Do you live in a community property state?
Arizona, California, Idaho, Louisiana, Nevada, New Mexico, Texas, Washington, and Wisconsin are all community property states. In a community property state, everything a spouse owns before the marriage, including debts, will be granted to that spouse during a divorce. Everything the couple acquires during the marriage, however, will be split equally between them.
Did you take out your loan before the marriage?
Deepa Menon, a San Francisco, Calif.-based lawyer with Rocket Lawyer, told loans.org that if one spouse owned the car before the marriage, then they’ll be granted the car during the divorce. However, if both spouses paid for the car during the marriage, the spouse who does not receive the car is entitled to be reimbursed.
“If during the course of the marriage you’ve been using joint funds, or perhaps your spouse’s funds to pay the car loan, there’s a right to reimbursement there,” Menon said.

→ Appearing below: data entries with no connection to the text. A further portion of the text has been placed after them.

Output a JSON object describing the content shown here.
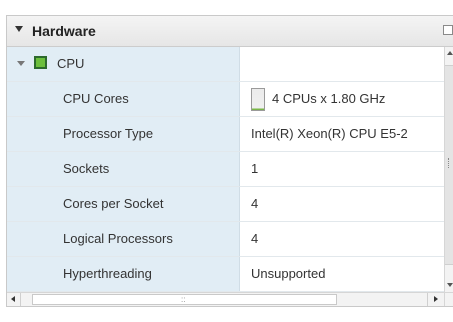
{
  "panel": {
    "title": "Hardware"
  },
  "cpu_group": {
    "label": "CPU"
  },
  "rows": [
    {
      "label": "CPU Cores",
      "value": "4 CPUs x 1.80 GHz",
      "meter_fill": 0.08
    },
    {
      "label": "Processor Type",
      "value": "Intel(R) Xeon(R) CPU E5-2"
    },
    {
      "label": "Sockets",
      "value": "1"
    },
    {
      "label": "Cores per Socket",
      "value": "4"
    },
    {
      "label": "Logical Processors",
      "value": "4"
    },
    {
      "label": "Hyperthreading",
      "value": "Unsupported"
    }
  ],
  "icons": {
    "panel_collapse": "caret-down-icon",
    "panel_maximize": "maximize-icon",
    "group_expand": "chevron-down-icon",
    "cpu": "chip-icon",
    "usage_meter": "usage-meter-icon"
  },
  "colors": {
    "label_column_bg": "#e1edf5",
    "meter_fill": "#7ab648",
    "cpu_icon": "#6cbf3c"
  },
  "scrollbars": {
    "horizontal_grip": "::"
  }
}
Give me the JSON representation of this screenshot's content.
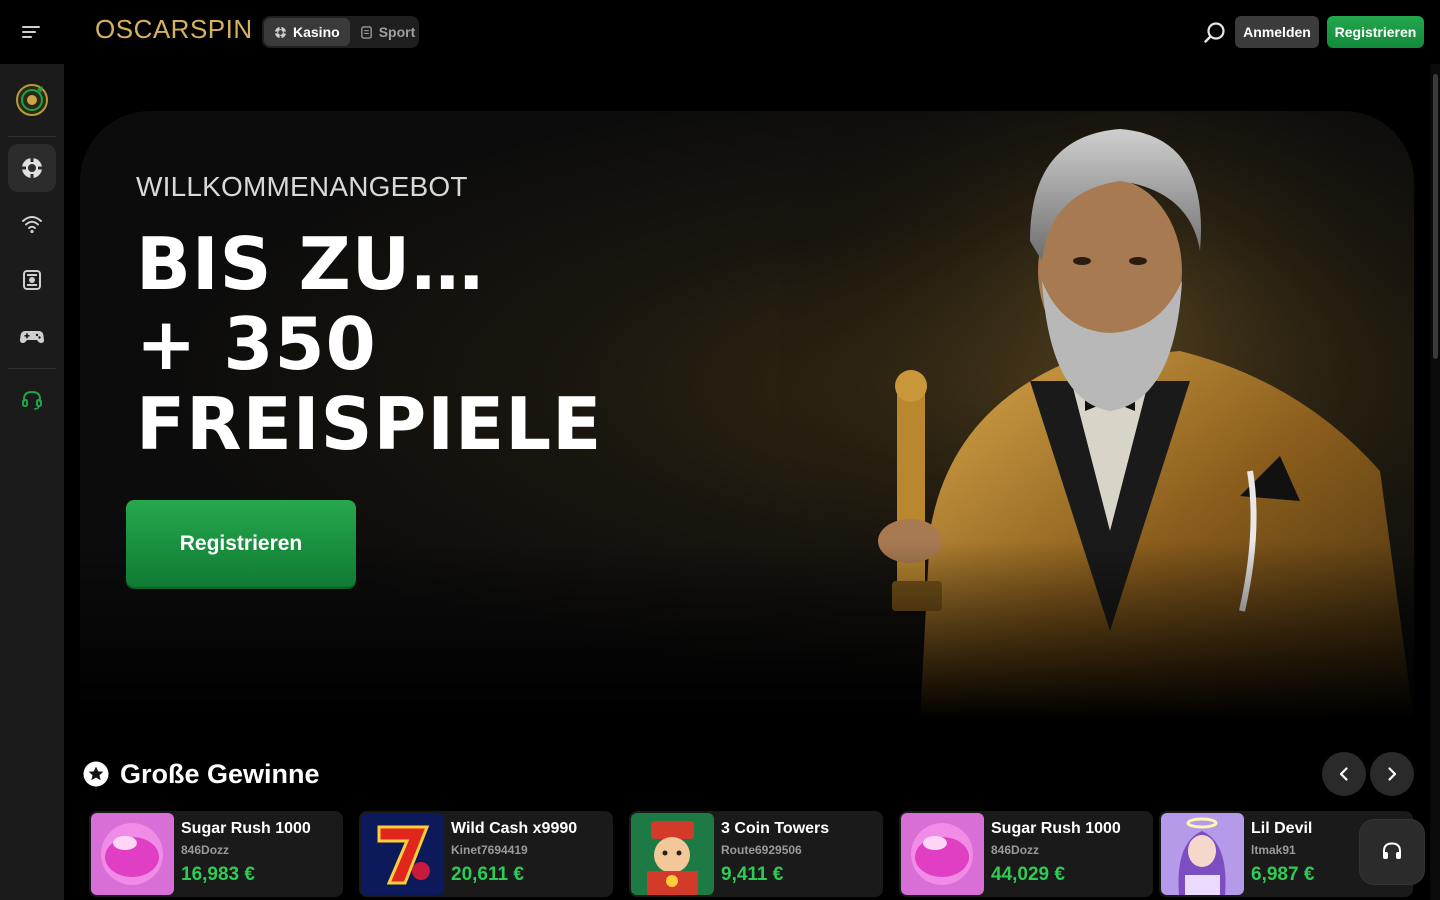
{
  "header": {
    "logo_text": "OSCARSPIN",
    "tabs": [
      {
        "label": "Kasino",
        "active": true,
        "icon": "poker-chip-icon"
      },
      {
        "label": "Sport",
        "active": false,
        "icon": "sport-ticket-icon"
      }
    ],
    "login_label": "Anmelden",
    "register_label": "Registrieren"
  },
  "sidebar": {
    "items": [
      {
        "name": "oscar-chip-icon",
        "active": false
      },
      {
        "name": "casino-chip-icon",
        "active": true
      },
      {
        "name": "live-signal-icon",
        "active": false
      },
      {
        "name": "ticket-icon",
        "active": false
      },
      {
        "name": "gamepad-icon",
        "active": false
      },
      {
        "name": "support-headset-icon",
        "active": false
      }
    ]
  },
  "hero": {
    "subtitle": "WILLKOMMENANGEBOT",
    "line1": "BIS ZU…",
    "line2": "+ 350",
    "line3": "FREISPIELE",
    "cta_label": "Registrieren"
  },
  "big_wins": {
    "title": "Große Gewinne",
    "items": [
      {
        "game": "Sugar Rush 1000",
        "user": "846Dozz",
        "amount": "16,983 €",
        "thumb": "candy"
      },
      {
        "game": "Wild Cash x9990",
        "user": "Kinet7694419",
        "amount": "20,611 €",
        "thumb": "seven"
      },
      {
        "game": "3 Coin Towers",
        "user": "Route6929506",
        "amount": "9,411 €",
        "thumb": "fortune"
      },
      {
        "game": "Sugar Rush 1000",
        "user": "846Dozz",
        "amount": "44,029 €",
        "thumb": "candy"
      },
      {
        "game": "Lil Devil",
        "user": "ltmak91",
        "amount": "6,987 €",
        "thumb": "angel"
      }
    ]
  },
  "colors": {
    "accent_green": "#1f9e47",
    "win_green": "#2ecc55",
    "logo_gold": "#d8b15f"
  }
}
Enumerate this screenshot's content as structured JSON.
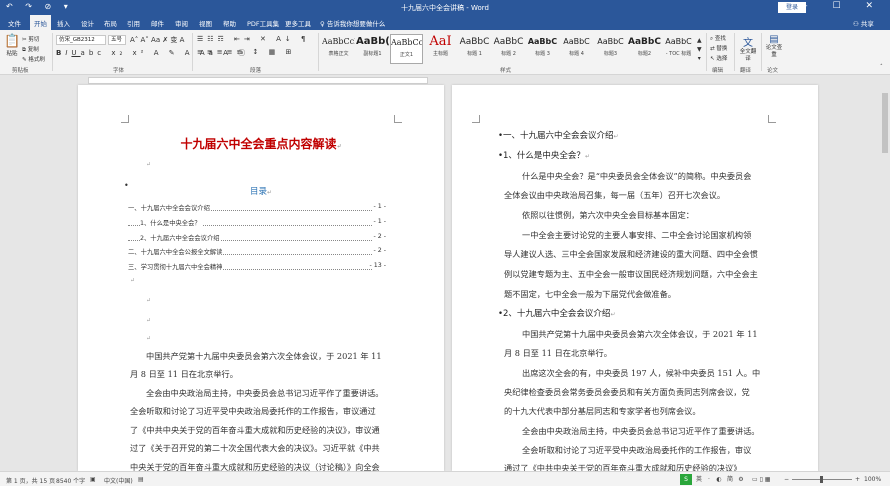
{
  "titlebar": {
    "title": "十九届六中全会讲稿 - Word",
    "login": "登录",
    "quick_access": "↶ ↷ ⊘ ▾",
    "window_buttons": "— ☐ ✕"
  },
  "tabs": [
    "文件",
    "开始",
    "插入",
    "设计",
    "布局",
    "引用",
    "邮件",
    "审阅",
    "视图",
    "帮助",
    "PDF工具集",
    "更多工具"
  ],
  "tell_me": "告诉我你想要做什么",
  "share": "共享",
  "ribbon": {
    "paste": "粘贴",
    "cut": "剪切",
    "copy": "复制",
    "format_painter": "格式刷",
    "clipboard_label": "剪贴板",
    "font_name": "仿宋_GB2312",
    "font_size": "五号",
    "font_label": "字体",
    "paragraph_label": "段落",
    "styles_label": "样式",
    "styles": [
      {
        "sample": "AaBbCcI",
        "name": "表格正文"
      },
      {
        "sample": "AaBb(",
        "name": "副标题1"
      },
      {
        "sample": "AaBbCc",
        "name": "正文1"
      },
      {
        "sample": "AaI",
        "name": "主标题"
      },
      {
        "sample": "AaBbC",
        "name": "标题 1"
      },
      {
        "sample": "AaBbC",
        "name": "标题 2"
      },
      {
        "sample": "AaBbC",
        "name": "标题 3"
      },
      {
        "sample": "AaBbC",
        "name": "标题 4"
      },
      {
        "sample": "AaBbC",
        "name": "标题3"
      },
      {
        "sample": "AaBbC",
        "name": "标题2"
      },
      {
        "sample": "AaBbC",
        "name": "- TOC 标题"
      },
      {
        "sample": "AaBbC",
        "name": "标题 1"
      }
    ],
    "find": "查找",
    "replace": "替换",
    "select": "选择",
    "editing_label": "编辑",
    "translate": "全文翻译",
    "translate_label": "翻译",
    "paper_check": "论文查重",
    "paper_label": "论文"
  },
  "page1": {
    "title": "十九届六中全会重点内容解读",
    "toc_heading": "目录",
    "toc": [
      {
        "text": "一、十九届六中全会会议介绍",
        "page": "- 1 -"
      },
      {
        "text": "1、什么是中央全会？",
        "page": "- 1 -"
      },
      {
        "text": "2、十九届六中全会会议介绍",
        "page": "- 2 -"
      },
      {
        "text": "二、十九届六中全会公报全文解读",
        "page": "- 2 -"
      },
      {
        "text": "三、学习贯彻十九届六中全会精神",
        "page": "- 13 -"
      }
    ],
    "para1_l1": "中国共产党第十九届中央委员会第六次全体会议，于 2021 年 11",
    "para1_l2": "月 8 日至 11 日在北京举行。",
    "para2_l1": "全会由中央政治局主持，中央委员会总书记习近平作了重要讲话。",
    "para2_l2": "全会听取和讨论了习近平受中央政治局委托作的工作报告，审议通过",
    "para2_l3": "了《中共中央关于党的百年奋斗重大成就和历史经验的决议》，审议通",
    "para2_l4": "过了《关于召开党的第二十次全国代表大会的决议》。习近平就《中共",
    "para2_l5": "中央关于党的百年奋斗重大成就和历史经验的决议（讨论稿）》向全会"
  },
  "page2": {
    "h1": "一、十九届六中全会会议介绍",
    "h2a": "1、什么是中央全会？",
    "lines": [
      "什么是中央全会？是“中央委员会全体会议”的简称。中央委员会",
      "全体会议由中央政治局召集，每一届（五年）召开七次会议。",
      "依照以往惯例，第六次中央全会目标基本固定：",
      "一中全会主要讨论党的主要人事安排、二中全会讨论国家机构领",
      "导人建议人选、三中全会国家发展和经济建设的重大问题、四中全会惯",
      "例以党建专题为主、五中全会一般审议国民经济规划问题，六中全会主",
      "题不固定，七中全会一般为下届党代会做准备。"
    ],
    "h2b": "2、十九届六中全会会议介绍",
    "lines2": [
      "中国共产党第十九届中央委员会第六次全体会议，于 2021 年 11",
      "月 8 日至 11 日在北京举行。",
      "出席这次全会的有，中央委员 197 人，候补中央委员 151 人。中",
      "央纪律检查委员会常务委员会委员和有关方面负责同志列席会议，党",
      "的十九大代表中部分基层同志和专家学者也列席会议。",
      "全会由中央政治局主持，中央委员会总书记习近平作了重要讲话。",
      "全会听取和讨论了习近平受中央政治局委托作的工作报告，审议",
      "通过了《中共中央关于党的百年奋斗重大成就和历史经验的决议》"
    ]
  },
  "status": {
    "page": "第 1 页，共 15 页",
    "words": "8540 个字",
    "lang": "中文(中国)",
    "zoom": "100%",
    "ime": [
      "英",
      "·",
      "◐",
      "简",
      "⚙"
    ]
  }
}
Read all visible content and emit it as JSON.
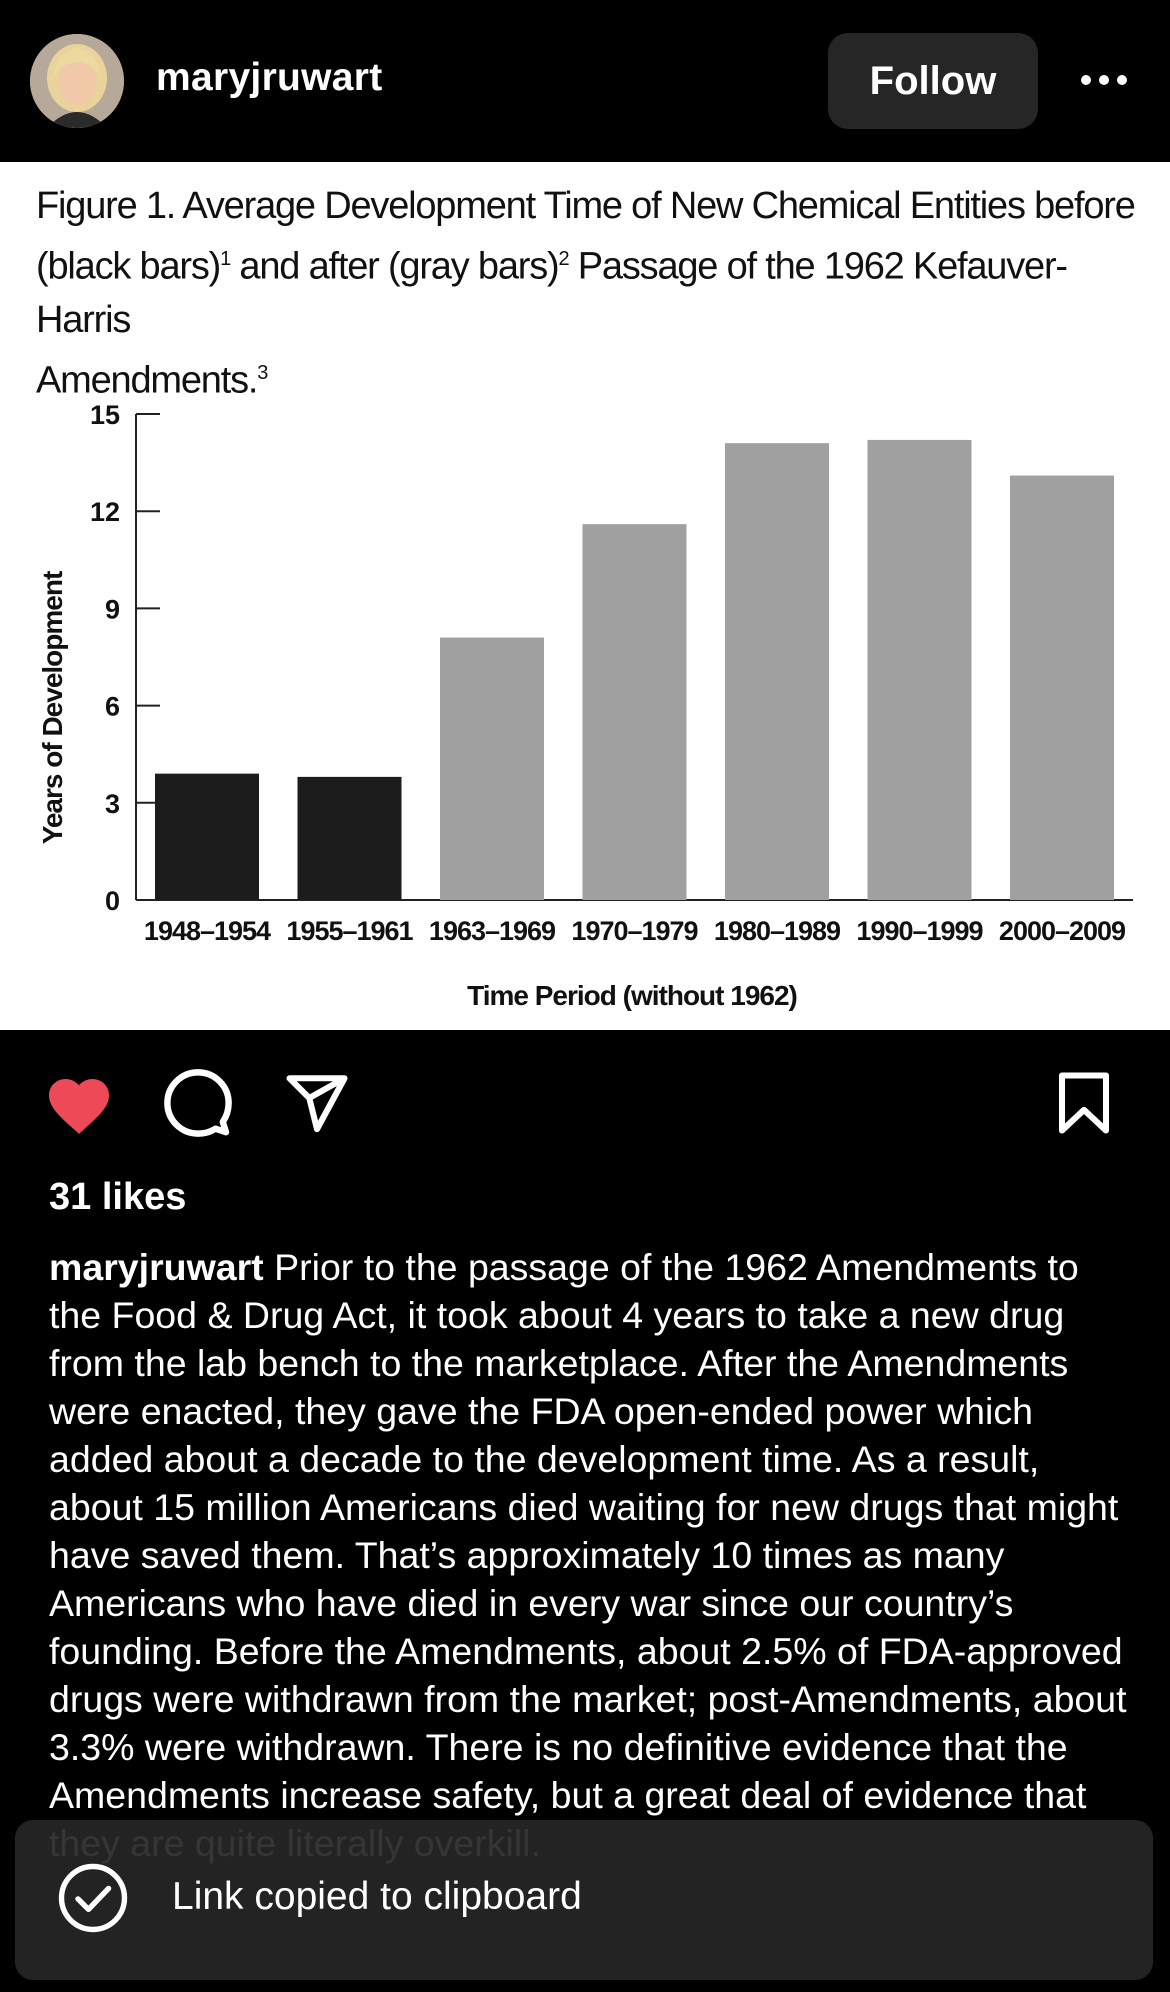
{
  "header": {
    "username": "maryjruwart",
    "follow_label": "Follow"
  },
  "figure": {
    "title_line1": "Figure 1. Average Development Time of New Chemical Entities before",
    "title_line2a": "(black bars)",
    "title_sup1": "1",
    "title_line2b": " and after (gray bars)",
    "title_sup2": "2",
    "title_line2c": " Passage of the 1962 Kefauver-Harris",
    "title_line3": "Amendments.",
    "title_sup3": "3"
  },
  "chart_data": {
    "type": "bar",
    "title": "Figure 1. Average Development Time of New Chemical Entities before (black bars) and after (gray bars) Passage of the 1962 Kefauver-Harris Amendments.",
    "xlabel": "Time Period (without 1962)",
    "ylabel": "Years of Development",
    "categories": [
      "1948–1954",
      "1955–1961",
      "1963–1969",
      "1970–1979",
      "1980–1989",
      "1990–1999",
      "2000–2009"
    ],
    "values": [
      3.9,
      3.8,
      8.1,
      11.6,
      14.1,
      14.2,
      13.1
    ],
    "bar_colors": [
      "#1c1c1c",
      "#1c1c1c",
      "#a0a0a0",
      "#a0a0a0",
      "#a0a0a0",
      "#a0a0a0",
      "#a0a0a0"
    ],
    "ylim": [
      0,
      15
    ],
    "yticks": [
      0,
      3,
      6,
      9,
      12,
      15
    ],
    "grid": false
  },
  "engagement": {
    "likes": "31 likes",
    "liked": true,
    "like_color": "#ed4956"
  },
  "caption": {
    "username": "maryjruwart",
    "text": "Prior to the passage of the 1962 Amendments to the Food & Drug Act, it took about 4 years to take a new drug from the lab bench to the marketplace. After the Amendments were enacted, they gave the FDA open-ended power which added about a decade to the development time. As a result, about 15 million Americans died waiting for new drugs that might have saved them. That’s approximately 10 times as many Americans who have died in every war since our country’s founding. Before the Amendments, about 2.5% of FDA-approved drugs were withdrawn from the market; post-Amendments, about 3.3% were withdrawn. There is no definitive evidence that the Amendments increase safety, but a great deal of evidence that they are quite literally overkill."
  },
  "toast": {
    "message": "Link copied to clipboard"
  },
  "icons": {
    "more": "more-icon",
    "like": "heart-icon",
    "comment": "comment-icon",
    "share": "send-icon",
    "save": "bookmark-icon",
    "toast": "check-circle-icon"
  }
}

Payments made towards the auto loan from joint accounts have to be taken into consideration when assets are divided between the couple.
Did you take out the loan during the marriage?
If the car loan was taken out during the marriage, however, then both parties have a right to the car.
“If you obtain the car loan during the marriage, that is what’s considered community debt and it belongs to the divorcing parties 50/50,” Menon said.
During a divorce in a community property state like California, the couple, their lawyers, or a judge will assign all assets a monetary value and try to split the assets evenly between the two parties.
Menon said there is one exception to this rule. If a couple’s debts outweigh their assets, then a judge will most likely hand the loan over to the spouse in a better position to repay the debt. Luckily, it’s rare for a spouse to be put in charge of the auto loan without also receiving the car.